Since you're using gensim, you should probably use it's doc2vec implementation. doc2vec is an extension of word2vec to the phrase-, sentence-, and document-level. It's a pretty simple extension, described here
Gensim is nice because it's intuitive, fast, and flexible. What's great is that you can grab the pretrained word embeddings from the official word2vec page and the syn0 layer of gensim's Doc2Vec model is exposed so that you can seed the word embeddings with these high quality vectors!
GoogleNews-vectors-negative300.bin.gz (as linked in Google Code)
I think gensim is definitely the easiest (and so far for me, the best) tool for embedding a sentence in a vector space.
There exist other sentence-to-vector techniques than the one proposed in Le & Mikolov's paper above. Socher and Manning from Stanford are certainly two of the most famous researchers working in this area. Their work has been based on the principle of compositionally - semantics of the sentence come from:
1. semantics of the words
2. rules for how these words interact and combine into phrases
They've proposed a few such models (getting increasingly more complex) for how to use compositionality to build sentence-level representations.
2011 - unfolding recursive autoencoder (very comparatively simple. start here if interested)
2012 - matrix-vector neural network
2013 - neural tensor network
2015 - Tree LSTM

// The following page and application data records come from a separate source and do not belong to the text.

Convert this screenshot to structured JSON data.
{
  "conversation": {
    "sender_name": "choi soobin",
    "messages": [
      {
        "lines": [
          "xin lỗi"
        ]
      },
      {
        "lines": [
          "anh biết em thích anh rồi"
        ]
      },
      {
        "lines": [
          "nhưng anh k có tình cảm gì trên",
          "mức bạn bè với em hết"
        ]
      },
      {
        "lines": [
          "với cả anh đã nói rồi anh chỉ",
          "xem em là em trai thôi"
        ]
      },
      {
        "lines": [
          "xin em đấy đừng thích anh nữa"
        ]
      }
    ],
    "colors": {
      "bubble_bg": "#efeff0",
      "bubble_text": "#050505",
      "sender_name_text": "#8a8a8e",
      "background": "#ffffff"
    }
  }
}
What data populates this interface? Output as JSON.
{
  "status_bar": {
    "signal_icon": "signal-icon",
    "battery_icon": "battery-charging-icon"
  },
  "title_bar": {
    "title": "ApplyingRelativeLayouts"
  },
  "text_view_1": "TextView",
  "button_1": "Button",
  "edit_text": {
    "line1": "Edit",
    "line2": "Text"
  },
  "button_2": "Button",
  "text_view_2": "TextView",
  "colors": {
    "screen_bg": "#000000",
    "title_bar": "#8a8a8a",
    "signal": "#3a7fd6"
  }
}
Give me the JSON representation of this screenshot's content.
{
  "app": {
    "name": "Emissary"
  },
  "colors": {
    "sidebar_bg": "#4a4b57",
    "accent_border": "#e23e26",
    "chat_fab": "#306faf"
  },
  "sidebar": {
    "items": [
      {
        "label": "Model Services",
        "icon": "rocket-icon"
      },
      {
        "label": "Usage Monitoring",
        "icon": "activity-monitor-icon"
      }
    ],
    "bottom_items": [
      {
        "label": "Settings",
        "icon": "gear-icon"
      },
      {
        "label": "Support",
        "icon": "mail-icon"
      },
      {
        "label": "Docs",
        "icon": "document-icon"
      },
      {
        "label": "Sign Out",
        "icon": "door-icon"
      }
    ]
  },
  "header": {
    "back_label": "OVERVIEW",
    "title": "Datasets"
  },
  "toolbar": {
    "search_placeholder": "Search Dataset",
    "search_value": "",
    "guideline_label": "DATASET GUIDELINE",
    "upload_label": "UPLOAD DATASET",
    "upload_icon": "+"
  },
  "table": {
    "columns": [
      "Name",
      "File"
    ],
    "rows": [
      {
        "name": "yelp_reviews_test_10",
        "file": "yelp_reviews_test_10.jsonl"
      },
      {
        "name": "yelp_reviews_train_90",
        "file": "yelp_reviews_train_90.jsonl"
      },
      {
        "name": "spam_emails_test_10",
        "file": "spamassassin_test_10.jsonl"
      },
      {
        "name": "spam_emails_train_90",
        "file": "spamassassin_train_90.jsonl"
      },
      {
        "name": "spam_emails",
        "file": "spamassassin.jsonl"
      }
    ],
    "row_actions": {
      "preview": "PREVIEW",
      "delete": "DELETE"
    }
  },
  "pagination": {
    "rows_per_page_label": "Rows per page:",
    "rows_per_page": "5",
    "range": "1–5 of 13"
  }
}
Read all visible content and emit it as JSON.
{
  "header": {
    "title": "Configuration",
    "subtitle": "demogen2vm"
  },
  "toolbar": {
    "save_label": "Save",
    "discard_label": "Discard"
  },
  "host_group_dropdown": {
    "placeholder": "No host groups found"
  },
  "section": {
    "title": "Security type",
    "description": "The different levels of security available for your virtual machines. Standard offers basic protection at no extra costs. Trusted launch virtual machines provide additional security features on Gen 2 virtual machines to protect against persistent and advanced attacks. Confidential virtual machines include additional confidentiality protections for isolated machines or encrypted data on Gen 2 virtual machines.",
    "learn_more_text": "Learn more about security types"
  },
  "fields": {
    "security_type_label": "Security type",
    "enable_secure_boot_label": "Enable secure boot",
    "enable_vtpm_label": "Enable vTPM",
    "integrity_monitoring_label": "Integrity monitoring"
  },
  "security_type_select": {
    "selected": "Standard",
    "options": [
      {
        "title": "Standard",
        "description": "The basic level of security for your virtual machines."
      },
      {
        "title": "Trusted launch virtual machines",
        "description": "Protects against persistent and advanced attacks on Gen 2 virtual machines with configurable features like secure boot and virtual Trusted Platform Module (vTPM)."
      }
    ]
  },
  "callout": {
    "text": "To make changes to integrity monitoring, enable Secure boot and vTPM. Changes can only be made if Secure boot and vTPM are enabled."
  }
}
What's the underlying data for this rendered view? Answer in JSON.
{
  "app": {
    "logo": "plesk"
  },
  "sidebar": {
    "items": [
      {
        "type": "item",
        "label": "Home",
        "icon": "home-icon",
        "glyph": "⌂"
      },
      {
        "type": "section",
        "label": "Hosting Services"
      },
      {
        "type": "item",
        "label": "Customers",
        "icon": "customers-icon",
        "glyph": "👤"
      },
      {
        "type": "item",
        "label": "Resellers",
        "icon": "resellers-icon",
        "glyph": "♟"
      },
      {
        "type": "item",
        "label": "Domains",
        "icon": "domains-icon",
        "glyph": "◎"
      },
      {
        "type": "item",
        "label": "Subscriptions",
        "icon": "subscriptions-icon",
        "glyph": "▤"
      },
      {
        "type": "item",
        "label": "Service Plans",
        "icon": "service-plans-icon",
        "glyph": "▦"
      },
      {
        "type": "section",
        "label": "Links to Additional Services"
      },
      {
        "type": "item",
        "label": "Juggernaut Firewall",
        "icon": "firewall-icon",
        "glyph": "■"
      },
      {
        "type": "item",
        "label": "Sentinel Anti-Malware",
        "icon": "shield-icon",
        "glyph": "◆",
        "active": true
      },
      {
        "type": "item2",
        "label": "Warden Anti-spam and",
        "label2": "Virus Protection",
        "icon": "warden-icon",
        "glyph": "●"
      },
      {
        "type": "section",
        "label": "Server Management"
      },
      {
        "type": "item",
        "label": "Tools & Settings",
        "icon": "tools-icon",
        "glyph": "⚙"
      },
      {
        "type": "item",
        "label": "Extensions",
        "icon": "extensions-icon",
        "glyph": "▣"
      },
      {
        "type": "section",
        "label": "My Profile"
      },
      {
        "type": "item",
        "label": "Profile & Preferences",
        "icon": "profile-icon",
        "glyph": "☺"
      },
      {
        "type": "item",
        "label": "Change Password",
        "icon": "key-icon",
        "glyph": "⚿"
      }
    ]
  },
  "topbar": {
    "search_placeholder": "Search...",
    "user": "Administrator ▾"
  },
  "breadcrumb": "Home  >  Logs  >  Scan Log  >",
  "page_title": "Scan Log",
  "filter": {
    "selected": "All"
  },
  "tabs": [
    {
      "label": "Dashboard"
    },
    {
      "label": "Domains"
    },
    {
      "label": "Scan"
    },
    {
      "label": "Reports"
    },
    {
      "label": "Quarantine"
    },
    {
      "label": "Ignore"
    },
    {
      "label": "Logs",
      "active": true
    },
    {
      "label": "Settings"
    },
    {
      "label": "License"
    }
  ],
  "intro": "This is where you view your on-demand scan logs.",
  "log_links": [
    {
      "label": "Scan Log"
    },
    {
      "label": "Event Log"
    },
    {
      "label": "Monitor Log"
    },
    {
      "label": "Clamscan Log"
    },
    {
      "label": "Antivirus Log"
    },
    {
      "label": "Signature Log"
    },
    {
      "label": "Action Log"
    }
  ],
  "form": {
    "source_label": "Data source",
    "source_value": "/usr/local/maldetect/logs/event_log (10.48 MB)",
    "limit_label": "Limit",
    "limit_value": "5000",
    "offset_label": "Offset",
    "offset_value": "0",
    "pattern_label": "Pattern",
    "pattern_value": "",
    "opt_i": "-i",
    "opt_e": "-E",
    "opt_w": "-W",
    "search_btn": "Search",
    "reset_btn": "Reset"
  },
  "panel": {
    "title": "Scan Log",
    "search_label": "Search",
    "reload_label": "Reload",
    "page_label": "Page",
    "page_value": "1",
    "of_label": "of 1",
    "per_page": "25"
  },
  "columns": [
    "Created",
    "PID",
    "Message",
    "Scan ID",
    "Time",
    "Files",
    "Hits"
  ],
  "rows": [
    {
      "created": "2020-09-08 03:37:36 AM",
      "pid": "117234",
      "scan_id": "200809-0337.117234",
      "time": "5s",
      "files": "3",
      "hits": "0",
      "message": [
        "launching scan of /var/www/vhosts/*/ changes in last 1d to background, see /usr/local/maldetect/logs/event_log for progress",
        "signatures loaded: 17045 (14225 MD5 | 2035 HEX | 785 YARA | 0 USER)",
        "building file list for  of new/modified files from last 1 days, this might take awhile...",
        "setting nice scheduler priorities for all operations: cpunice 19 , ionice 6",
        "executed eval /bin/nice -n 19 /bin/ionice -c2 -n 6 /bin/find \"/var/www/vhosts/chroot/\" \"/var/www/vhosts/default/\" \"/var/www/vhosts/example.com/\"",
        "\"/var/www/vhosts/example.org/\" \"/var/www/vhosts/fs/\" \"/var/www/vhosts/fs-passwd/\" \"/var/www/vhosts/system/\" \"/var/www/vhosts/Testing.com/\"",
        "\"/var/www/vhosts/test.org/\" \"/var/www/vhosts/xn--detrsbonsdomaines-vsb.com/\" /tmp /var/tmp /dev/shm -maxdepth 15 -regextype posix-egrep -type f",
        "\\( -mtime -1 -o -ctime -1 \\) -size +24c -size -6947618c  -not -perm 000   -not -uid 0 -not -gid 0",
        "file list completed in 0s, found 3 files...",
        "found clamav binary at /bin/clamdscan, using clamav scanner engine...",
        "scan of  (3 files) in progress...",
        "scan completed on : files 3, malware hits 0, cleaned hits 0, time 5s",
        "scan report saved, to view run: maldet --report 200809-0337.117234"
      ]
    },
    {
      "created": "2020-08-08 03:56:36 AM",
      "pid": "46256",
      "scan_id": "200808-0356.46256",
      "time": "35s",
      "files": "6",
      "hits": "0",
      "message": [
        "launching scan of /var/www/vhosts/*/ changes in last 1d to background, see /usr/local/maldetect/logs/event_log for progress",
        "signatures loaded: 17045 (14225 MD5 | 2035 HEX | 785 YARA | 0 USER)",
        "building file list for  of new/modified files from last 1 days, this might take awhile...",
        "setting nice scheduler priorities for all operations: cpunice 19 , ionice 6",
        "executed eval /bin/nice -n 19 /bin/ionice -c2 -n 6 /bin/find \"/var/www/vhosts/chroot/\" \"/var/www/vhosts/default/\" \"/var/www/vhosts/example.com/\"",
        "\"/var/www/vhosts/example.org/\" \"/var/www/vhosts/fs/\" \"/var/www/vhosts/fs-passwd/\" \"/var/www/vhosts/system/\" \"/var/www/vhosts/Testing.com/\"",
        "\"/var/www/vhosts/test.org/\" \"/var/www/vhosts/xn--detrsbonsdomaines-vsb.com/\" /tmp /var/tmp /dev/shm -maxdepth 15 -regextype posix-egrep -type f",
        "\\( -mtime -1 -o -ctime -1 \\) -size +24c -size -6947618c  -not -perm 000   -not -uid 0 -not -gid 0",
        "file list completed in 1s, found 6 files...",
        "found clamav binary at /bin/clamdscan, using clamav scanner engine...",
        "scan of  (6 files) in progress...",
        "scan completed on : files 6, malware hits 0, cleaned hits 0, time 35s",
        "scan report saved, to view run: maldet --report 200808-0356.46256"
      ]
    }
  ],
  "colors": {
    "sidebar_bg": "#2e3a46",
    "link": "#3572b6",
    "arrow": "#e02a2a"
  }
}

his papers are all available at socher.org. Some of these models are available, but I'd still recommend gensim's doc2vec. For one, the 2011 URAE isn't particularly powerful. In addition, it comes pretrained with weights suited for paraphrasing news-y data. The code he provides does not allow you to retrain the network. You also can't swap in different word vectors, so you're stuck with 2011's pre-word2vec embeddings from Turian. These vectors are certainly not on the level of word2vec's or GloVe's.
Haven't worked with the Tree LSTM yet, but it seems very promising!
tl;dr Yeah, use gensim's doc2vec. But other methods do exist!